A new poll says that many employers may be thinking of how to cut the costs of their employees' 401(k) plans. One key target: mutual funds.
Mutual funds are increasingly seen as more expensive and riskier, with growing management fees and the ongoing investigation into the industry. In a poll given by Hewitt Associates, more than 60 percent of the 140 respondents said they plan to diversify their 401(k) plans away from mutual funds to discounted alternatives like institutional funds.
Institutional funds offer lower fees, but are typically only available to larger companies ($20 - $30 million). Other alternatives can be unbundled investments where a plan manager works with different individual stocks. The study says that choosing alternatives can save 1 to 2 percent on fees a year.
This is one way to go, but is it necessary? And is dropping mutual funds the only answer? It seems like a bit of bandwagon behavior, to me.

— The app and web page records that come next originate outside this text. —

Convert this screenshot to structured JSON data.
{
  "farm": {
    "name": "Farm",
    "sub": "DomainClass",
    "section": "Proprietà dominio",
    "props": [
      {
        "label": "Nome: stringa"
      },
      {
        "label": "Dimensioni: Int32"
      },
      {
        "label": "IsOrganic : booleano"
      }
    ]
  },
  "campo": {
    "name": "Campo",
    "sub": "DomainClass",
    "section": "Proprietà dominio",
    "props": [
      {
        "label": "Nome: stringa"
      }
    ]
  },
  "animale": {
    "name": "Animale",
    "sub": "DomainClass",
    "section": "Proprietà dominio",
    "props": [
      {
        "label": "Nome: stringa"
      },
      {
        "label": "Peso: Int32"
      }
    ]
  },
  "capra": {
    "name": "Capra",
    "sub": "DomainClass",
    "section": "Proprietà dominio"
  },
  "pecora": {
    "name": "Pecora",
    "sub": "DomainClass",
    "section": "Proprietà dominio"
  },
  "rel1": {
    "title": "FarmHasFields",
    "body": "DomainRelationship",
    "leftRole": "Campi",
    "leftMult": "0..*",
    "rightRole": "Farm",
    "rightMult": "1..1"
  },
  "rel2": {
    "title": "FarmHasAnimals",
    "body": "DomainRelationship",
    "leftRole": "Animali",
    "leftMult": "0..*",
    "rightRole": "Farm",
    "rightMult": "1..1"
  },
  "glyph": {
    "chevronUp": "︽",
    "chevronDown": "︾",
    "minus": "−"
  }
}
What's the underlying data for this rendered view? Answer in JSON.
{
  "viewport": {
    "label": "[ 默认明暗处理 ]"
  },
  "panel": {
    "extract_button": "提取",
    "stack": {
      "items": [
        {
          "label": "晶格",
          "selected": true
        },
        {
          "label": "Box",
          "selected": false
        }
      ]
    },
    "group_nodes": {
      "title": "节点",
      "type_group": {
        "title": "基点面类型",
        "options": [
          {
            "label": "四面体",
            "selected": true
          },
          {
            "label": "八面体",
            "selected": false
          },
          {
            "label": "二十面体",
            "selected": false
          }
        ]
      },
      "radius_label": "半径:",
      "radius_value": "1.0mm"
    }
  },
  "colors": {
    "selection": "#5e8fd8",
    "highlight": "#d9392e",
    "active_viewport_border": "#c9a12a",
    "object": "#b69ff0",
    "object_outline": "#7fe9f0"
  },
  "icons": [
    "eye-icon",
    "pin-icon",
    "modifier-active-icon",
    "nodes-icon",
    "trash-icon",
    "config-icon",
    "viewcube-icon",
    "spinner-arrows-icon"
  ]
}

Darren Dahl is a contributing editor at Inc. magazine, which he has written for since 2004. He also works as a collaborative writer and editor and has partnered with several high-profile authors. Dahl lives in Asheville, North Carolina.